I quit English Literature. There, I said it. I started studying books, and then I didn't see it through. Something of a blasphemy in this book blogging world, eh? When so many of you are preparing your applications for college or university, hedging bets on Literature spurred on by a love for reading, I can't help but be reminded of the hugely disappointing experience that English Literature was for me.
The thing is, dragging myself through class readings of Friel's Translations, only to be told what second hand opinion was worth more marks than my own, ruined reading for me. When I was told what Captain Wentworth's letter to Anne signified, instead of being asked in order to discuss it, a small part of me wondered whether "literature" had any relation to "reading" at all, and whether the nature of the subject ever really did.

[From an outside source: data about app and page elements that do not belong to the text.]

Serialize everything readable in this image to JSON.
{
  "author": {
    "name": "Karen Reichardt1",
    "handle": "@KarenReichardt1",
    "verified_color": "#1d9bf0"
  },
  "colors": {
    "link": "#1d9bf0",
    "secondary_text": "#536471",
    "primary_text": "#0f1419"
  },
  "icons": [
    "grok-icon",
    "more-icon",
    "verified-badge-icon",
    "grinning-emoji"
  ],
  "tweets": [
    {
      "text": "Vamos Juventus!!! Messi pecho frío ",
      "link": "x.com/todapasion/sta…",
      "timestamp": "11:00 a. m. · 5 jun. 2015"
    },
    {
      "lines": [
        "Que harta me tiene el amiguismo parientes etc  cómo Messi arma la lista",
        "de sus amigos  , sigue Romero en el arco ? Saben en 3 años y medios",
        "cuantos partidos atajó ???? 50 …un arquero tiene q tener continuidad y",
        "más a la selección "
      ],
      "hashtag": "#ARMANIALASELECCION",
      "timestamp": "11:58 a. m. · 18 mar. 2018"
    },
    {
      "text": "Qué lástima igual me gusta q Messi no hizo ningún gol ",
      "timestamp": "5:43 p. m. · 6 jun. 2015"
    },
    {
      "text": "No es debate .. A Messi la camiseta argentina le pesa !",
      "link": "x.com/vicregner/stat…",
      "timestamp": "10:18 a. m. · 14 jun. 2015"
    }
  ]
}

Even further back, during my GCSE years, I remember sitting through videos of Macbeth played out on a council estate. Kenneth Branagh called to arms his band of brothers from the TV screen. Pip was mooning over Estella in black and white. We weren't even reading at all!
As a reader, a book fan, a lover of writing, stories and words in general; a person looking for poetry in prose, for hidden meanings and, well, character... Literature just wasn't cutting it for me.
On the flip side, I took English Language separately to English Literature at A-level (much to amusement of the department staff, I can assure you). My English Language classes were the most eye-opening, interesting and reader friendly lessons I had. We explored the history and origins of language. We mused as to the phrasing choices made by Chaucer, Shakespeare and their contemporaries. We drew our own links between the characteristics of modern day authors and their forebears, and we charted how authors had made an impact on the world, on language itself and on books. We took account of how the publishing world was changing - how it had, in fact, all ready changed.
Of course, we also learned the rules and regulations of today's language. We learned the "proper" structure, syntax and grammar of the English language, and this, in turn, allowed us to appreciate and understand the intentions when the rules were broken for art. For literature!
My English Literature teacher in college was obsessed with the word "pragmatic". Everything was "pragmatic". Anne was a "pragmatist". Translations was a "pragmatic" depiction of the Irish troubles of the time. And, to be honest, English Literature is exactly that. It's pragmatic. It draws you to accept the most logical, marks-driven conclusion.
In the end, I was bored of repeating the same words I knew the class in the year before me had written on their test sheets. I was lead to believe my failure to accept the "widely accepted interpretation" was causing me to grade low. I quit English Literature after the first year, continued English Language with added fervor, and have never looked back. I learned to love reading again. And when my final grades for that year of English Literature modules were published, my "unaccepted" opinions scored me 100% for Shakespeare and 94% for critical analysis of Translations.
I can only feel that as a reader wanting to study a subject that inspires you, challenges you and considers the way your own mind interacts with words on a page, perhaps English Language is the way to go?
What are your experiences of English courses where you are? I would love to hear whether I am alone in this opinion of Literature. Perhaps it was just where I studied?! Maybe it was me?!
Emma is a designer living in Bristol, UK. A self-confessed stationery addict, book lover and TV sci-fi geek, she enjoys sketching zombie-eyed women and finding her next source of inspiration in the pages on the bookshelf.